The mere fact that you signed an agreement where you agreed to be an independent contractor doesn’t necessarily mean that you are an independent contractor, but it could affect your ability to collect some employment benefits, like workers’ compensation benefits. If you are hurt as an independent contractor, you should contact an experienced workers’ compensation lawyer in your state, as laws are state specific. If you believe you are not being paid for breaks, overtime or even being paid the minimum wage as an independent contractor, then contact an experienced employment attorney as there are both federal and state laws that protect employees who are misclassified as independent contractors.
Employee misclassification adds another layer of risk for employees who hold second jobs over the holidays or any other time of the year. True independent contractors are not eligible for workers’ compensation, but many, if not most, temporary holiday jobs would not qualify for independent-contractor status. Workers’ compensation was never designed to compensate people for pain and suffering, but in the case of those injured on lower-paid holiday or second jobs, workers’ compensation benefits may not even remotely pay you for how an injury affects your ability to earn a living. Be sure to weigh the risks of taking a holiday job or any second job.
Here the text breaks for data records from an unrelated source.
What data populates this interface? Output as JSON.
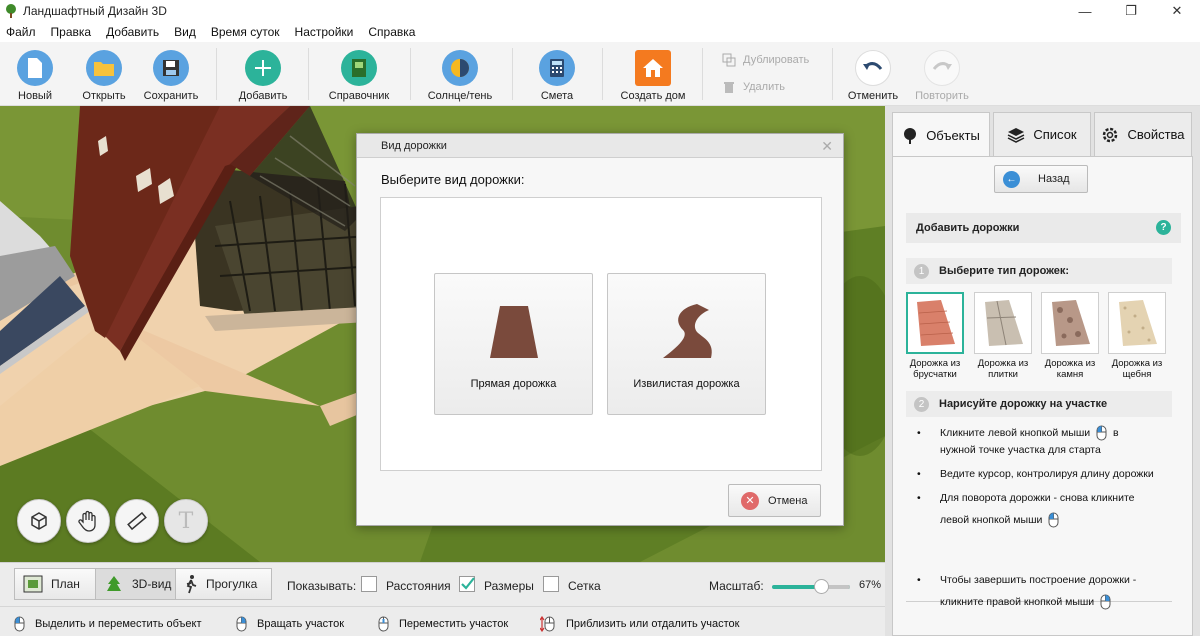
{
  "window": {
    "title": "Ландшафтный Дизайн 3D",
    "controls": [
      "—",
      "❐",
      "✕"
    ]
  },
  "menu": [
    "Файл",
    "Правка",
    "Добавить",
    "Вид",
    "Время суток",
    "Настройки",
    "Справка"
  ],
  "toolbar": {
    "new": "Новый",
    "open": "Открыть",
    "save": "Сохранить",
    "add": "Добавить",
    "reference": "Справочник",
    "sun_shadow": "Солнце/тень",
    "estimate": "Смета",
    "create_house": "Создать дом",
    "duplicate": "Дублировать",
    "delete": "Удалить",
    "undo": "Отменить",
    "redo": "Повторить"
  },
  "dialog": {
    "title": "Вид дорожки",
    "close": "✕",
    "prompt": "Выберите вид дорожки:",
    "straight": "Прямая дорожка",
    "curved": "Извилистая дорожка",
    "cancel": "Отмена",
    "cancel_icon": "✕"
  },
  "panel": {
    "tabs": {
      "objects": "Объекты",
      "list": "Список",
      "properties": "Свойства"
    },
    "back": "Назад",
    "back_icon": "←",
    "section_title": "Добавить дорожки",
    "help": "?",
    "step1_num": "1",
    "step1": "Выберите тип дорожек:",
    "step2_num": "2",
    "step2": "Нарисуйте дорожку на участке",
    "path_types": [
      {
        "label": "Дорожка из брусчатки",
        "color": "#d9806a"
      },
      {
        "label": "Дорожка из плитки",
        "color": "#c9bfb1"
      },
      {
        "label": "Дорожка из камня",
        "color": "#b89888"
      },
      {
        "label": "Дорожка из щебня",
        "color": "#e4d3b2"
      }
    ],
    "instr1": "Кликните левой кнопкой мыши",
    "instr1_b": "в",
    "instr1_c": "нужной точке участка для старта",
    "instr2": "Ведите курсор, контролируя длину дорожки",
    "instr3": "Для поворота дорожки - снова кликните",
    "instr3_b": "левой кнопкой мыши",
    "instr4": "Чтобы завершить построение дорожки -",
    "instr4_b": "кликните правой кнопкой мыши"
  },
  "viewbar": {
    "plan": "План",
    "view3d": "3D-вид",
    "walk": "Прогулка",
    "show": "Показывать:",
    "distances": "Расстояния",
    "distances_checked": false,
    "sizes": "Размеры",
    "sizes_checked": true,
    "grid": "Сетка",
    "grid_checked": false,
    "scale_label": "Масштаб:",
    "scale": "67%",
    "scale_value": 0.67
  },
  "viewport_tools": {
    "text": "T"
  },
  "status": {
    "select": "Выделить и переместить объект",
    "rotate": "Вращать участок",
    "move": "Переместить участок",
    "zoom": "Приблизить или отдалить участок"
  },
  "colors": {
    "accent": "#2cb39a",
    "roof": "#7a2f22",
    "grass": "#6e8b2d",
    "paving": "#f0cfa8"
  }
}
I was happy to have the chance to represent Theron Chapman in his whistleblower claim against his former employer, Midwest Demolition. While the Lincoln Journal Star headline of “Man chased from job by manager with stun gun awarded back pay” is catchy, the real story here is that an employee who was fired for complaining of legitimately being misclassified as an independent contractor won some measure of justice from the Nebraska Equal Opportunity Commission.
“When a contractor misclassifies an employee, the employee is ineligible for unemployment and workers’ compensation benefits, loses labor-law protections and does not receive employer-provided health insurance. Misclassification creates an unfair advantage to unscrupulous contractors who are able to outbid law-abiding employers who must take into account the payment of taxes and insurance premiums when bidding for jobs. The State’s loss in revenue negatively affects the funding of essential programs such as unemployment benefits.”
The deeper story here is that people on the margins of the workforce can sometimes vindicate their rights in the workplace. My client was hired through a job lottery at the People’s City Mission, a homeless shelter, here in Lincoln. People in his situation are vulnerable to abuse in the workplace. Not every instance of bad behavior by management is legally actionable, but that is true from the executive suite to low-wage workers like my client. But fair-employment laws can protect people who are being abused in the workplace and do sometimes provided protections to the people who need them the most.
Today’s post comes to us from our colleague Jon Gelman of New Jersey.
The Federal Motor Carrier Safety Administration (FMCSA) is proposing to restrict the use of hand-held mobile telephones, including hand-held cell phones, by drivers of commercial motor vehicles (CMVs) while operating in interstate commerce. Cell phones have become a major cause of distracted driving accidents resulting in an increase of workers’ compensation claims by employees as well as liability lawsuits against employers directly. This federal rule would be in addition to the many states which already ban hand-held cell phone use.
The following is a summary of the proposed rule: “FMCSA and PHMSA are amending Continue reading →